Image above copyright Christine 123 under a Creative Commons Attribution License.

Myzocallis bella is monoecious on various red oaks (see below). They are holocyclic, with sexuales occurring in October-December. The species is widespread in eastern North America where it appears to coexist with several, closely related, similar species.


Other aphids on the same host

Myzocallis bella has been recorded on 7 species of oak (Quercus alba, Quercus coccinea, Quercus ilicifolia, Quercus macrocarpa, Quercus robur, Quercus rubra, Quercus velutina).


We are grateful to Tom Murray and Christine for making their images available under a creative commons license.

Identification was made by Natalie Hernandez (Bugguide) and by us from the photos of living specimens. We have used the keys and species accounts of Boudreaux & Tissot (1962), Richards (1965) and Quednau (1999), together with information from Roger Blackman & Victor Eastop in Aphids on Worlds Plants. We fully acknowledge these authors and those listed in the reference sections as the source for the (summarized) taxonomic information we have presented. Any errors in identification or information are ours alone, and we would be very grateful for any corrections. For assistance on the terms used for aphid morphology we suggest the figure provided by Blackman & Eastop (2006).

Useful weblinks


  • Boudreaux, H.B. & Tissot, A.N. (1962). The black-bordered species of Myzocallis of oaks (Homoptera, Aphidae). Miscellaneous Publications of the Entomological Society of America 3, 121-144.

  • Quednau, F.W. (1999). Atlas of the Drepanosiphine aphids of the World. Part I: Panaphidini - Myzocallidinae. Contrib. Am. ent. Inst 31, 1-281.

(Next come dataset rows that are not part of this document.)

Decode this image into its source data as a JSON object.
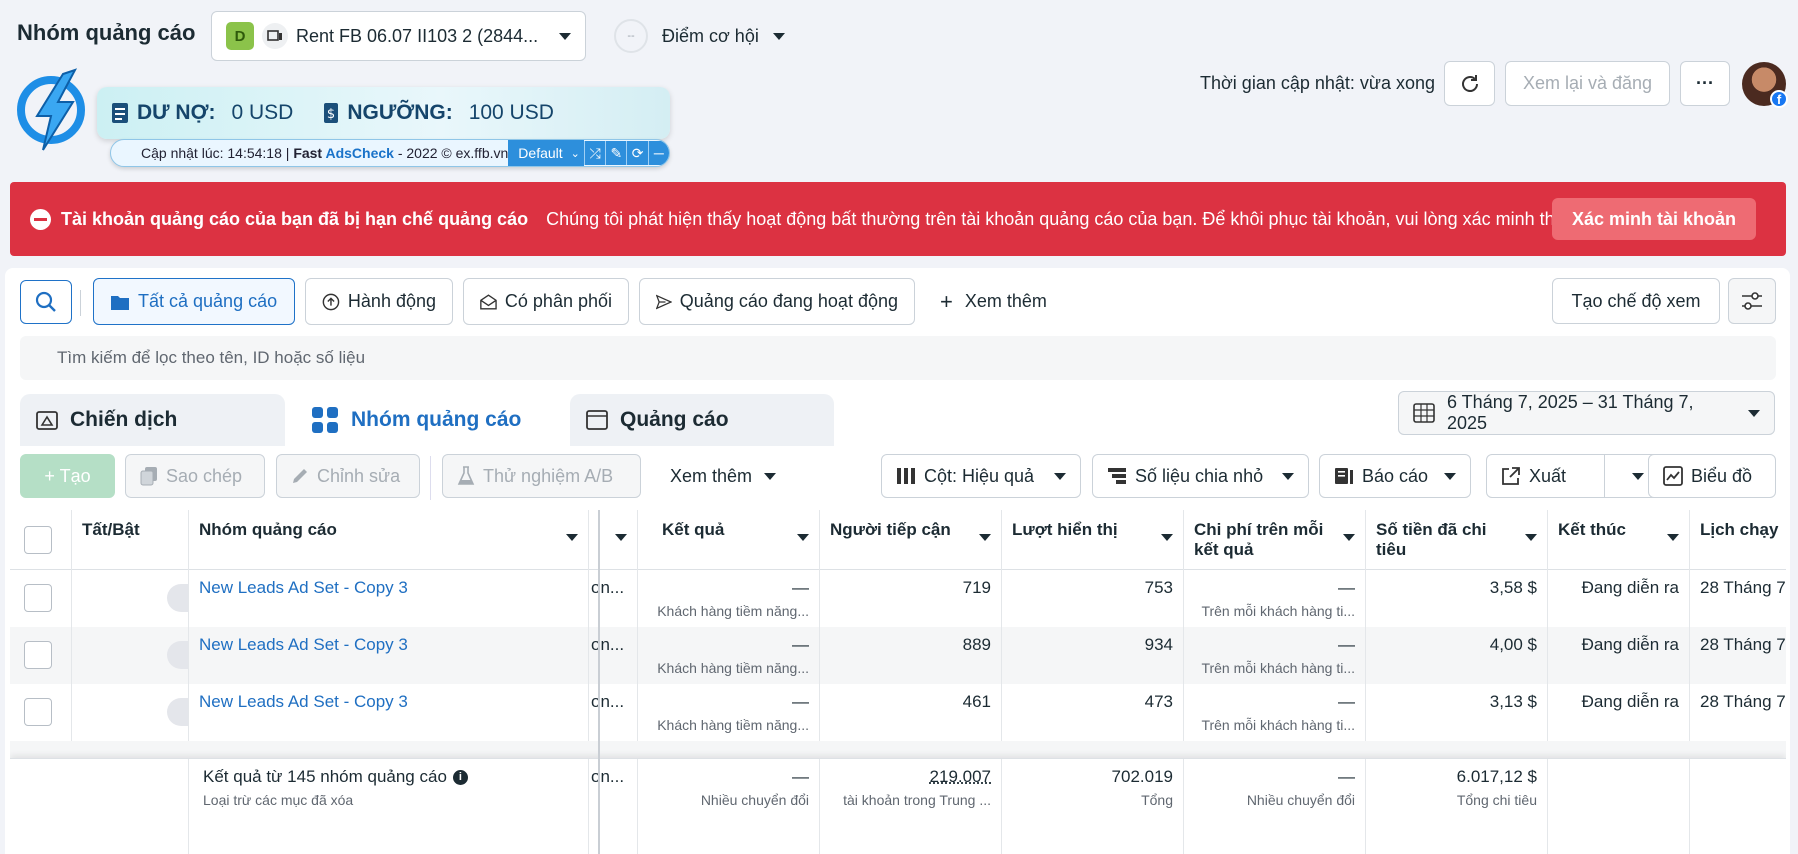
{
  "header": {
    "title": "Nhóm quảng cáo",
    "account_badge": "D",
    "account_name": "Rent FB 06.07 II103 2 (2844...",
    "opportunity_score": "--",
    "opportunity_label": "Điểm cơ hội",
    "update_time": "Thời gian cập nhật: vừa xong",
    "review_publish": "Xem lại và đăng",
    "more": "···"
  },
  "widget": {
    "debt_label": "DƯ NỢ:",
    "debt_value": "0 USD",
    "threshold_label": "NGƯỠNG:",
    "threshold_value": "100 USD",
    "info_prefix": "Cập nhật lúc: 14:54:18 | ",
    "info_brand1": "Fast ",
    "info_brand2": "AdsCheck",
    "info_suffix": " - 2022 © ex.ffb.vn",
    "profile": "Default"
  },
  "alert": {
    "title": "Tài khoản quảng cáo của bạn đã bị hạn chế quảng cáo",
    "message": "Chúng tôi phát hiện thấy hoạt động bất thường trên tài khoản quảng cáo của bạn. Để khôi phục tài khoản, vui lòng xác minh thô...",
    "button": "Xác minh tài khoản"
  },
  "filters": {
    "all_ads": "Tất cả quảng cáo",
    "actions": "Hành động",
    "delivering": "Có phân phối",
    "active_ads": "Quảng cáo đang hoạt động",
    "see_more": "Xem thêm",
    "create_view": "Tạo chế độ xem"
  },
  "search": {
    "placeholder": "Tìm kiếm để lọc theo tên, ID hoặc số liệu"
  },
  "tabs": {
    "campaigns": "Chiến dịch",
    "adsets": "Nhóm quảng cáo",
    "ads": "Quảng cáo"
  },
  "date_range": "6 Tháng 7, 2025 – 31 Tháng 7, 2025",
  "toolbar": {
    "create": "+ Tạo",
    "duplicate": "Sao chép",
    "edit": "Chỉnh sửa",
    "ab_test": "Thử nghiệm A/B",
    "more": "Xem thêm",
    "columns": "Cột: Hiệu quả",
    "breakdown": "Số liệu chia nhỏ",
    "reports": "Báo cáo",
    "export": "Xuất",
    "charts": "Biểu đồ"
  },
  "table": {
    "headers": {
      "toggle": "Tất/Bật",
      "name": "Nhóm quảng cáo",
      "results": "Kết quả",
      "reach": "Người tiếp cận",
      "impressions": "Lượt hiển thị",
      "cost_per_result": "Chi phí trên mỗi kết quả",
      "amount_spent": "Số tiền đã chi tiêu",
      "ends": "Kết thúc",
      "schedule": "Lịch chạy"
    },
    "rows": [
      {
        "name": "New Leads Ad Set - Copy 3",
        "delivery": "on...",
        "result": "—",
        "result_sub": "Khách hàng tiềm năng...",
        "reach": "719",
        "impressions": "753",
        "cpr": "—",
        "cpr_sub": "Trên mỗi khách hàng ti...",
        "spent": "3,58 $",
        "ends": "Đang diễn ra",
        "schedule": "28 Tháng 7"
      },
      {
        "name": "New Leads Ad Set - Copy 3",
        "delivery": "on...",
        "result": "—",
        "result_sub": "Khách hàng tiềm năng...",
        "reach": "889",
        "impressions": "934",
        "cpr": "—",
        "cpr_sub": "Trên mỗi khách hàng ti...",
        "spent": "4,00 $",
        "ends": "Đang diễn ra",
        "schedule": "28 Tháng 7"
      },
      {
        "name": "New Leads Ad Set - Copy 3",
        "delivery": "on...",
        "result": "—",
        "result_sub": "Khách hàng tiềm năng...",
        "reach": "461",
        "impressions": "473",
        "cpr": "—",
        "cpr_sub": "Trên mỗi khách hàng ti...",
        "spent": "3,13 $",
        "ends": "Đang diễn ra",
        "schedule": "28 Tháng 7"
      }
    ],
    "footer": {
      "label": "Kết quả từ 145 nhóm quảng cáo",
      "sub": "Loại trừ các mục đã xóa",
      "delivery": "on...",
      "result": "—",
      "result_sub": "Nhiều chuyển đổi",
      "reach": "219.007",
      "reach_sub": "tài khoản trong Trung ...",
      "impressions": "702.019",
      "impressions_sub": "Tổng",
      "cpr": "—",
      "cpr_sub": "Nhiều chuyển đổi",
      "spent": "6.017,12 $",
      "spent_sub": "Tổng chi tiêu"
    }
  },
  "colors": {
    "accent": "#1f6fc2",
    "alert": "#dc3242",
    "badge": "#8bc34a"
  },
  "icons": [
    "search-icon",
    "folder-icon",
    "upload-icon",
    "envelope-icon",
    "send-icon",
    "plus-icon",
    "sliders-icon",
    "campaign-icon",
    "grid-icon",
    "ad-icon",
    "calendar-icon",
    "copy-icon",
    "pencil-icon",
    "flask-icon",
    "columns-icon",
    "breakdown-icon",
    "report-icon",
    "export-icon",
    "chart-icon",
    "refresh-icon",
    "info-icon"
  ]
}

  • Richards, W.R. (1968). A synopsis of the world fauna of Myzocallis (Homoptera: Aphididae). Memoirs of the Entomological Society of Canada, Ottawa 100 Supplement S57, 3-76. Abstract